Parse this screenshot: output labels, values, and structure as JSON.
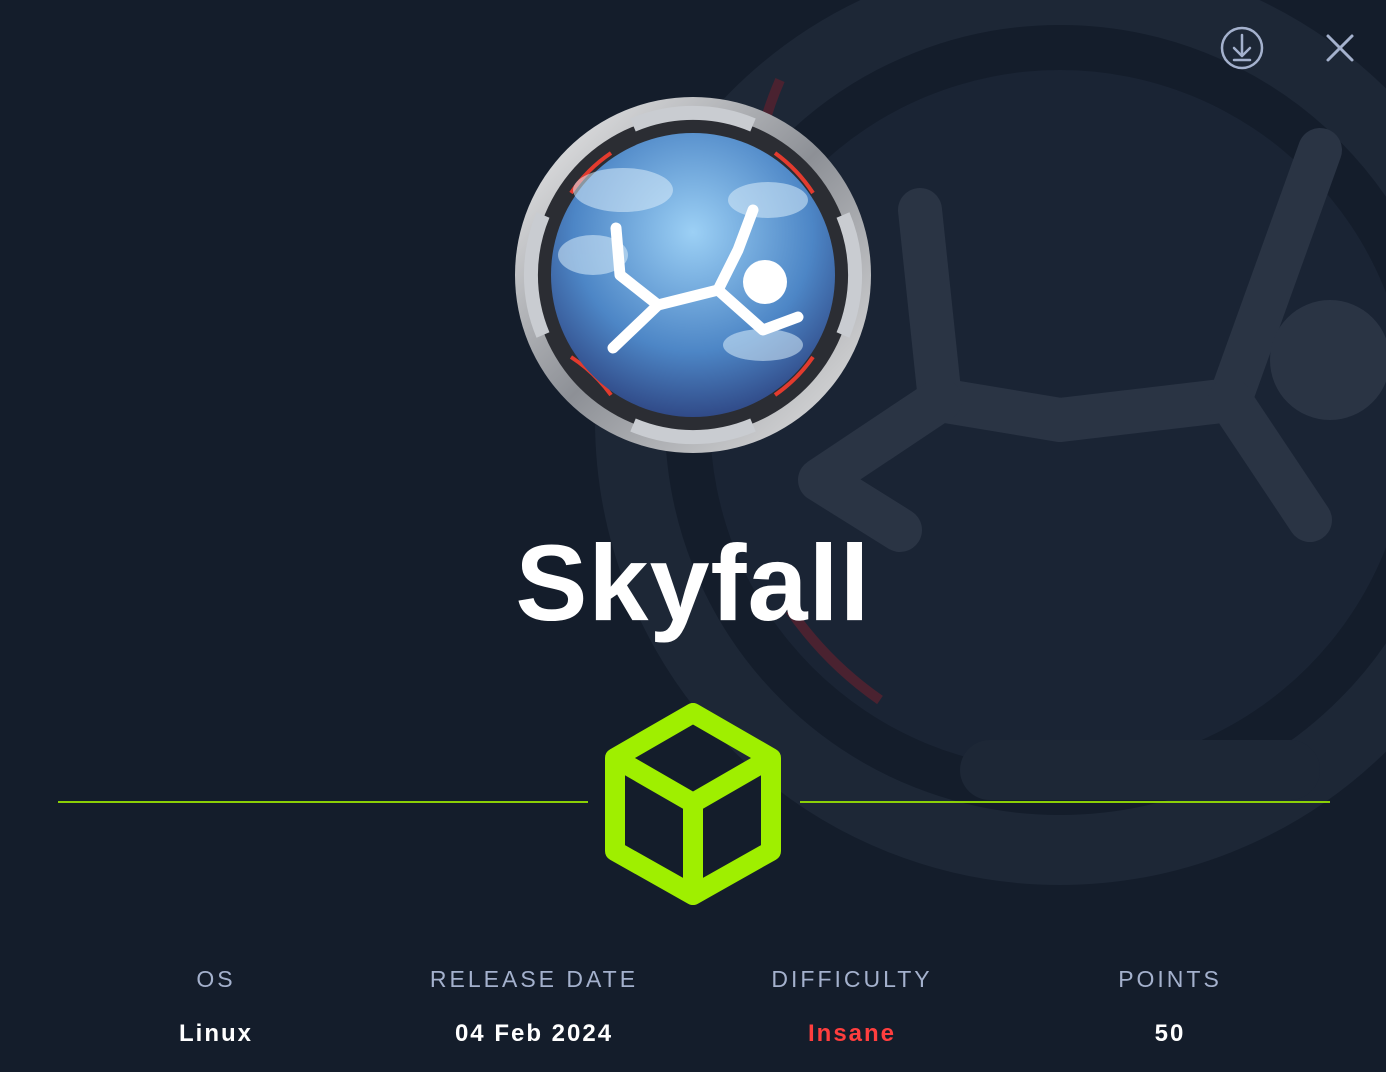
{
  "machine": {
    "name": "Skyfall"
  },
  "actions": {
    "download_icon": "download-circle-icon",
    "close_icon": "close-icon"
  },
  "stats": {
    "os_label": "OS",
    "os_value": "Linux",
    "release_label": "RELEASE DATE",
    "release_value": "04 Feb 2024",
    "difficulty_label": "DIFFICULTY",
    "difficulty_value": "Insane",
    "points_label": "POINTS",
    "points_value": "50"
  },
  "colors": {
    "background": "#141d2b",
    "accent": "#9fef00",
    "label": "#a4b1cd",
    "insane": "#ff3e3e"
  }
}
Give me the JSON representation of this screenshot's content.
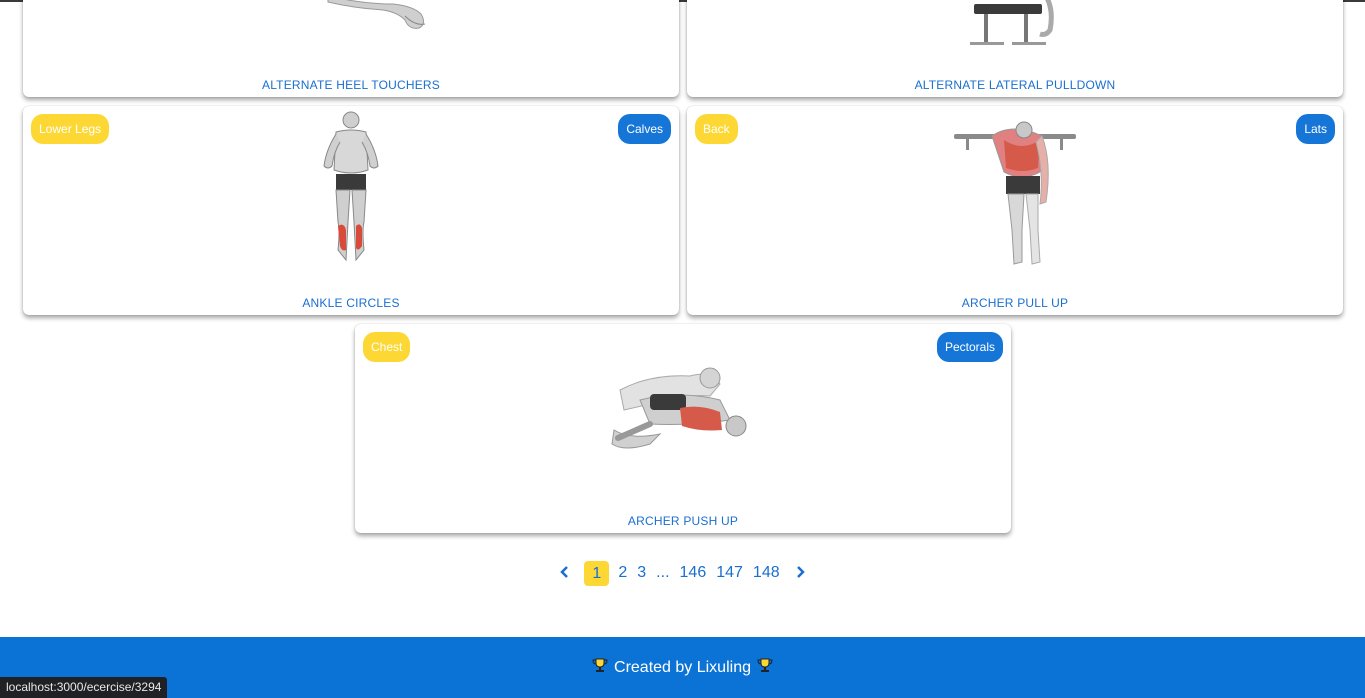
{
  "cards": [
    {
      "title": "ALTERNATE HEEL TOUCHERS",
      "body_part": "",
      "target": ""
    },
    {
      "title": "ALTERNATE LATERAL PULLDOWN",
      "body_part": "",
      "target": ""
    },
    {
      "title": "ANKLE CIRCLES",
      "body_part": "Lower Legs",
      "target": "Calves"
    },
    {
      "title": "ARCHER PULL UP",
      "body_part": "Back",
      "target": "Lats"
    },
    {
      "title": "ARCHER PUSH UP",
      "body_part": "Chest",
      "target": "Pectorals"
    }
  ],
  "pagination": {
    "prev_icon": "chevron-left-icon",
    "next_icon": "chevron-right-icon",
    "pages": [
      "1",
      "2",
      "3",
      "...",
      "146",
      "147",
      "148"
    ],
    "active": "1"
  },
  "footer": {
    "text": "Created by Lixuling",
    "icon": "trophy-icon"
  },
  "status_bar": {
    "url": "localhost:3000/ecercise/3294"
  },
  "colors": {
    "accent_blue": "#1676d8",
    "badge_yellow": "#fdd835",
    "footer_blue": "#0c73d6",
    "title_blue": "#1a6fd0"
  }
}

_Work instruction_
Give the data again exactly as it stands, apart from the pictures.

_Answer to this exercise_
Parse this screenshot: output labels, values, and structure as JSON.
{
  "machine": {
    "name": "Skyfall"
  },
  "actions": {
    "download_icon": "download-circle-icon",
    "close_icon": "close-icon"
  },
  "stats": {
    "os_label": "OS",
    "os_value": "Linux",
    "release_label": "RELEASE DATE",
    "release_value": "04 Feb 2024",
    "difficulty_label": "DIFFICULTY",
    "difficulty_value": "Insane",
    "points_label": "POINTS",
    "points_value": "50"
  },
  "colors": {
    "background": "#141d2b",
    "accent": "#9fef00",
    "label": "#a4b1cd",
    "insane": "#ff3e3e"
  }
}
Give me the JSON representation of this screenshot's content.
{
  "cards": [
    {
      "title": "ALTERNATE HEEL TOUCHERS",
      "body_part": "",
      "target": ""
    },
    {
      "title": "ALTERNATE LATERAL PULLDOWN",
      "body_part": "",
      "target": ""
    },
    {
      "title": "ANKLE CIRCLES",
      "body_part": "Lower Legs",
      "target": "Calves"
    },
    {
      "title": "ARCHER PULL UP",
      "body_part": "Back",
      "target": "Lats"
    },
    {
      "title": "ARCHER PUSH UP",
      "body_part": "Chest",
      "target": "Pectorals"
    }
  ],
  "pagination": {
    "prev_icon": "chevron-left-icon",
    "next_icon": "chevron-right-icon",
    "pages": [
      "1",
      "2",
      "3",
      "...",
      "146",
      "147",
      "148"
    ],
    "active": "1"
  },
  "footer": {
    "text": "Created by Lixuling",
    "icon": "trophy-icon"
  },
  "status_bar": {
    "url": "localhost:3000/ecercise/3294"
  },
  "colors": {
    "accent_blue": "#1676d8",
    "badge_yellow": "#fdd835",
    "footer_blue": "#0c73d6",
    "title_blue": "#1a6fd0"
  }
}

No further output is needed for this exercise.